The biggest question regarding linebacker LaVar Arrington's future in Washington may not be whether he will be here beyond this season, but when he will depart. Several NFL general managers and player agents expect Arrington, once the face of the organization and now relegated to the lower depths of the roster, to be playing elsewhere in 2006 given his hefty contract, recent history with the club, injuries and lack of significance on this defense.
Arrington, 27, has a $12.05 million salary cap figure in 2006 -- almost twice that of any other Redskins player -- and is scheduled to receive a $6.5 million roster bonus July 15; four general managers and three prominent agents who have assessed the situation agreed that those factors likely will lead to an offseason departure. Arrington himself referred to an apparent shift of the team away from him Monday, and alluded to possibly having to pass physicals for other teams to prove that his surgically repaired knee is healed. Both Arrington and Coach Joe Gibbs have said he is fit enough to play.
Arrington is virtually ensured of being here for the duration of this season. Dealing him before the Oct. 18 trade deadline would require $12 million of salary cap space for Washington; the Redskins are about $1.6 million under the cap, league sources said. Washington could attempt to deal him in the offseason, when it could absorb that kind of cap hit, but considering he may have gone nearly two seasons without playing full time by then, and the fact that other teams may feel the Redskins are resigned to having to cut him eventually, getting value for the three-time Pro Bowler could prove difficult. Two general managers suggested a second- or third-round pick as possible value for Arrington, if healthy.

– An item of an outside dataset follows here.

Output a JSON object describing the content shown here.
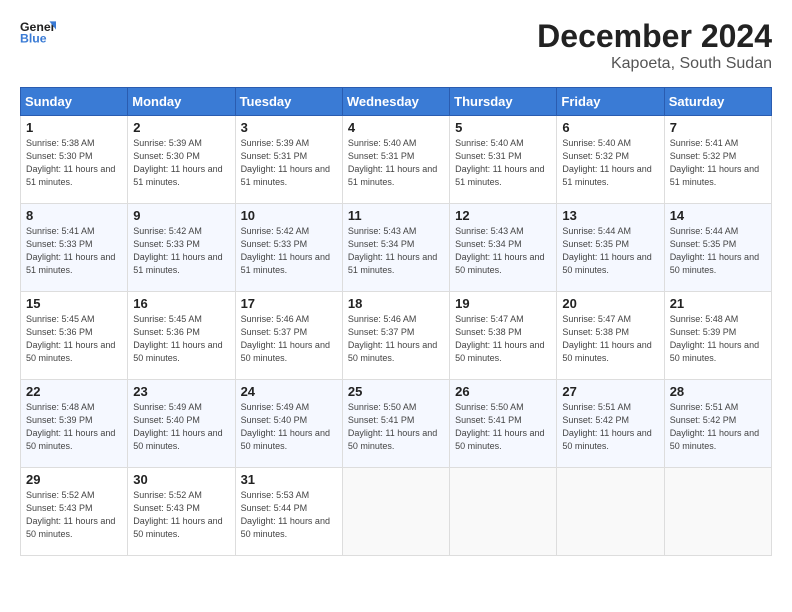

Picking up Arrington's roster bonus in July would require Washington to pay him $7 million total for 2006 (bonus plus base salary), and would also ensure he counts $12 million against its 2006 cap. Cutting Arrington in March would require a $12.14 million hit, but he would be off Washington's books after 2006; the team has incurred steep penalties in the past to make such moves. (Arrington's contract carries a $6.5 million cap figure in 2007 and $9.133 million in 2008, for example, but that would disappear if he were released or traded in March.)
If there is no extension to the current collective bargaining agreement this season, there will be no June 1 cut date in 2006, negating the opportunity to spread cap hits over two seasons. However, the Redskins may opt to wait beyond March, save about $200,000 and carry Arrington's $12 million figure against their salary cap during that critical month when free agency begins, in hopes of an extension later in the spring that would restore the June 1 date and allow them to spread Arrington's cap figure over two seasons.
Arrington has essentially been relegated to the fifth linebacker on the roster, behind the three starters, as well as reserve Chris Clemons. Khary Campbell is the sixth linebacker, but even he gets on the field more than Arrington, given his key role on special teams. Arrington took part in two plays in Sunday's win over Seattle and sat out the entire second half despite the Seahawks' comeback, which included a 91-yard drive that tied the game at 17 in the waning minutes. The coaches have given no indication that Arrington's role will increase anytime soon, and it may require injuries to other linebackers for him to play regularly.
Staff writer Leonard Shapiro contributed to this report.